» Instructions for the task:
Your task is to copy each line of the material that includes "time".

==== Records supplied ====

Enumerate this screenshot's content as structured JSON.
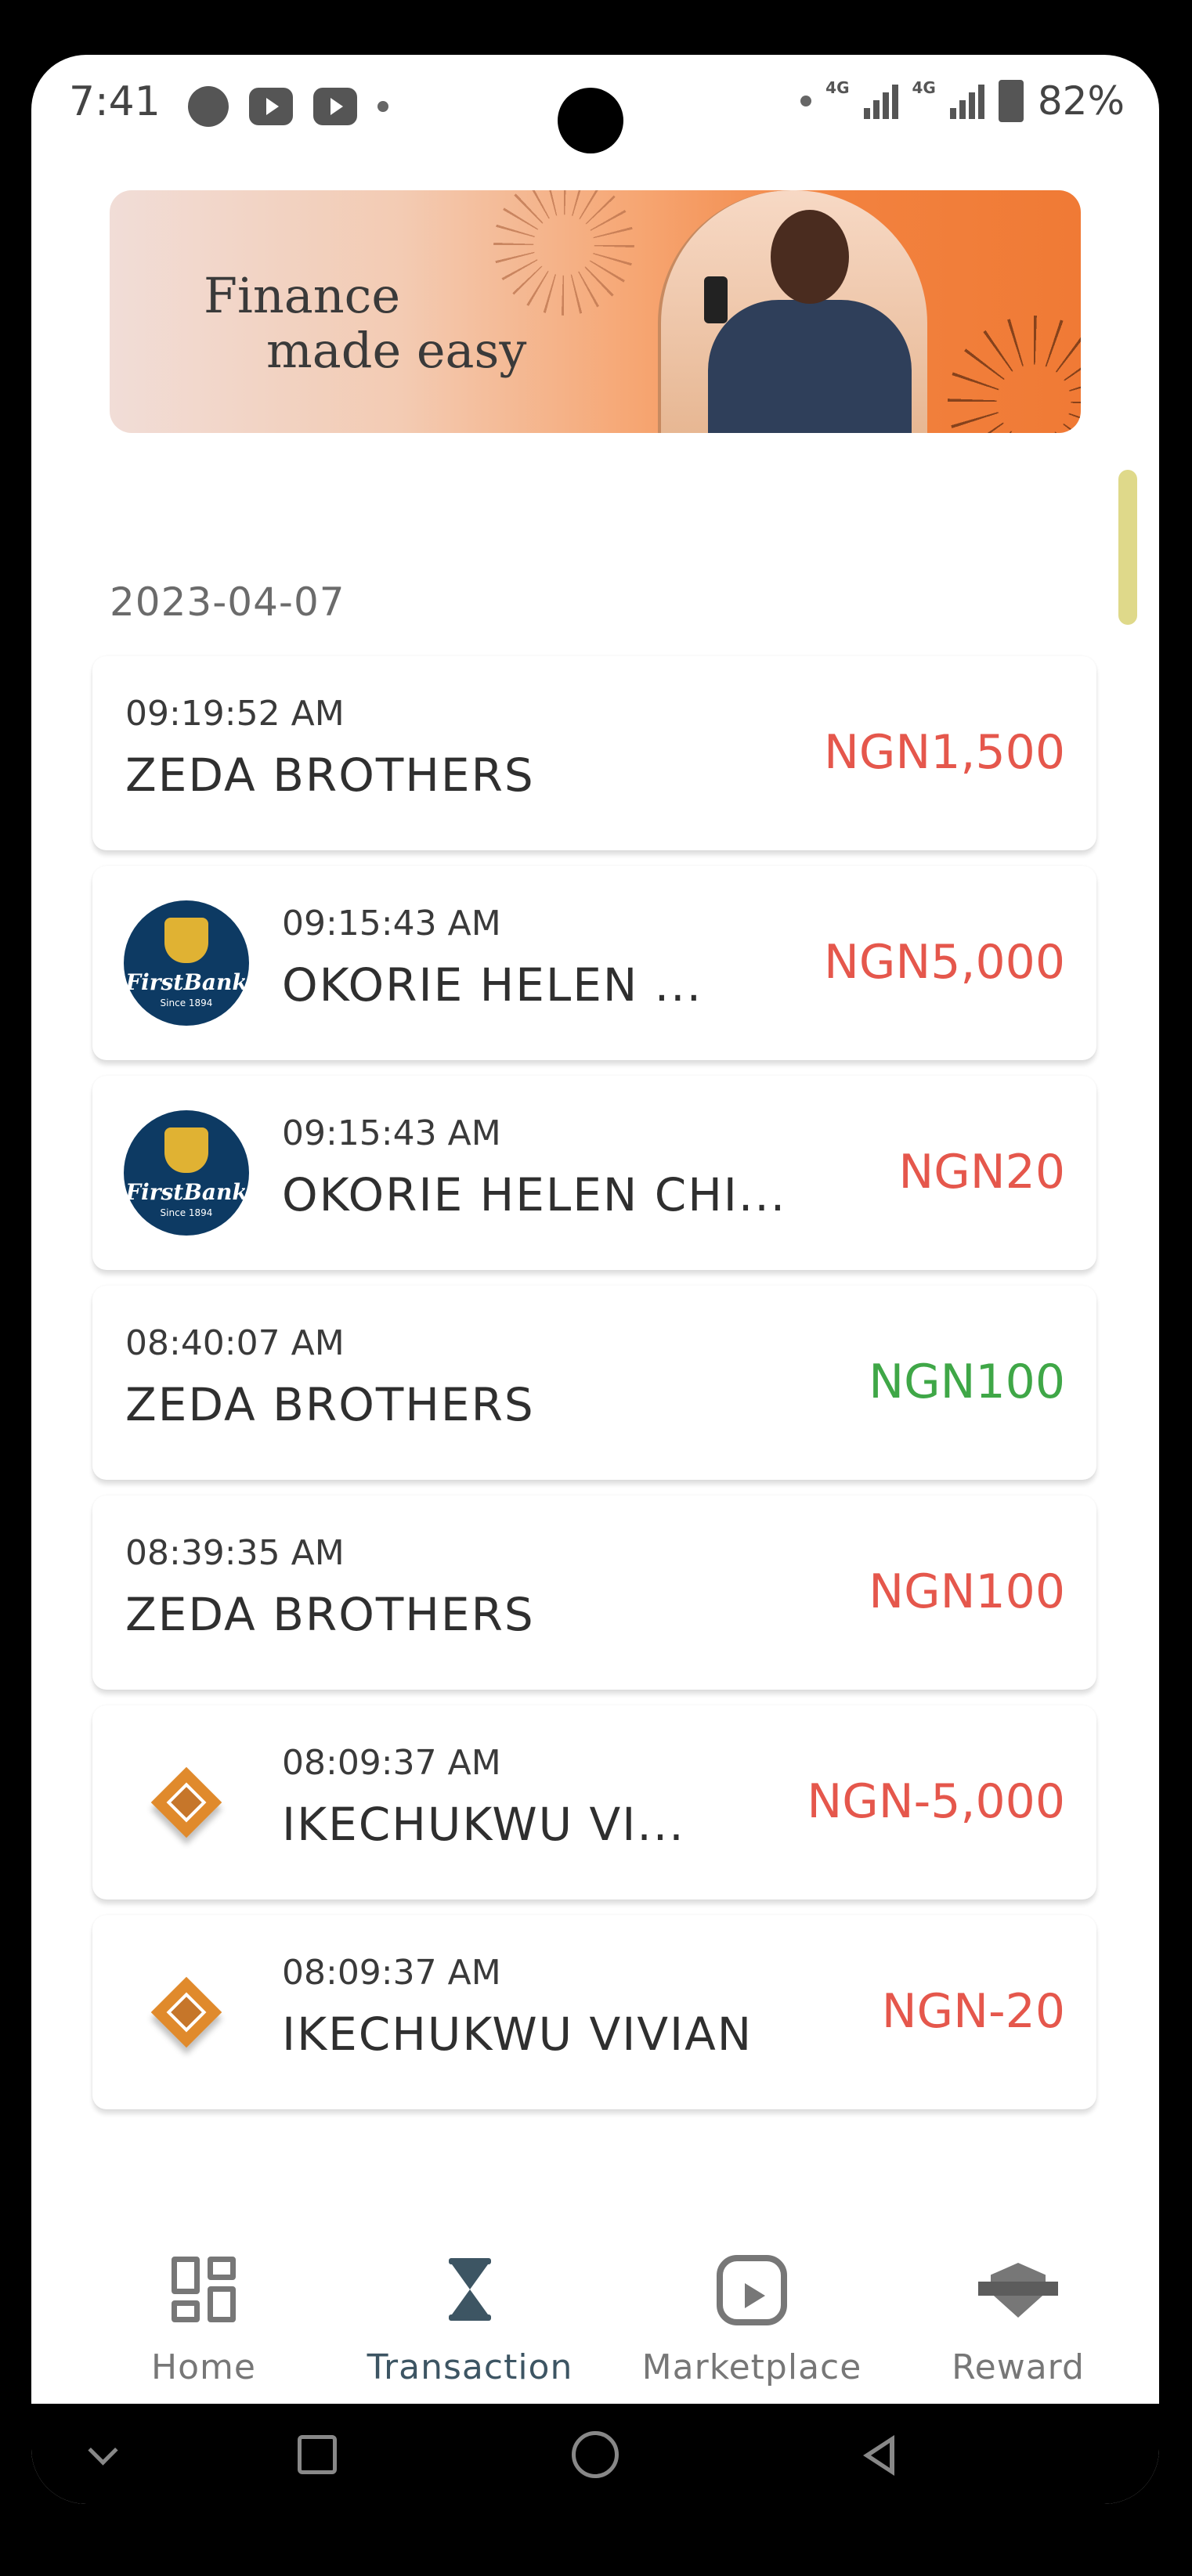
{
  "status_bar": {
    "time": "7:41",
    "network_1": "4G",
    "network_2": "4G",
    "battery": "82%"
  },
  "banner": {
    "line1": "Finance",
    "line2": "made easy"
  },
  "date": "2023-04-07",
  "transactions": [
    {
      "time": "09:19:52 AM",
      "name": "ZEDA BROTHERS",
      "amount": "NGN1,500",
      "status_color": "#e5574c",
      "logo": "none"
    },
    {
      "time": "09:15:43 AM",
      "name": "OKORIE HELEN ...",
      "amount": "NGN5,000",
      "status_color": "#e5574c",
      "logo": "firstbank"
    },
    {
      "time": "09:15:43 AM",
      "name": "OKORIE HELEN CHI...",
      "amount": "NGN20",
      "status_color": "#e5574c",
      "logo": "firstbank"
    },
    {
      "time": "08:40:07 AM",
      "name": "ZEDA BROTHERS",
      "amount": "NGN100",
      "status_color": "#3fa747",
      "logo": "none"
    },
    {
      "time": "08:39:35 AM",
      "name": "ZEDA BROTHERS",
      "amount": "NGN100",
      "status_color": "#e5574c",
      "logo": "none"
    },
    {
      "time": "08:09:37 AM",
      "name": "IKECHUKWU VI...",
      "amount": "NGN-5,000",
      "status_color": "#e5574c",
      "logo": "diamond"
    },
    {
      "time": "08:09:37 AM",
      "name": "IKECHUKWU VIVIAN",
      "amount": "NGN-20",
      "status_color": "#e5574c",
      "logo": "diamond"
    }
  ],
  "firstbank_logo": {
    "name": "FirstBank",
    "since": "Since 1894"
  },
  "bottom_nav": {
    "items": [
      {
        "label": "Home",
        "icon": "grid-icon"
      },
      {
        "label": "Transaction",
        "icon": "hourglass-icon"
      },
      {
        "label": "Marketplace",
        "icon": "play-icon"
      },
      {
        "label": "Reward",
        "icon": "reward-icon"
      }
    ],
    "active_color": "#3d5563"
  }
}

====

» Answer area:
    "time": "7:41",
      "time": "09:19:52 AM",
      "time": "09:15:43 AM",
      "time": "09:15:43 AM",
      "time": "08:40:07 AM",
      "time": "08:39:35 AM",
      "time": "08:09:37 AM",
      "time": "08:09:37 AM",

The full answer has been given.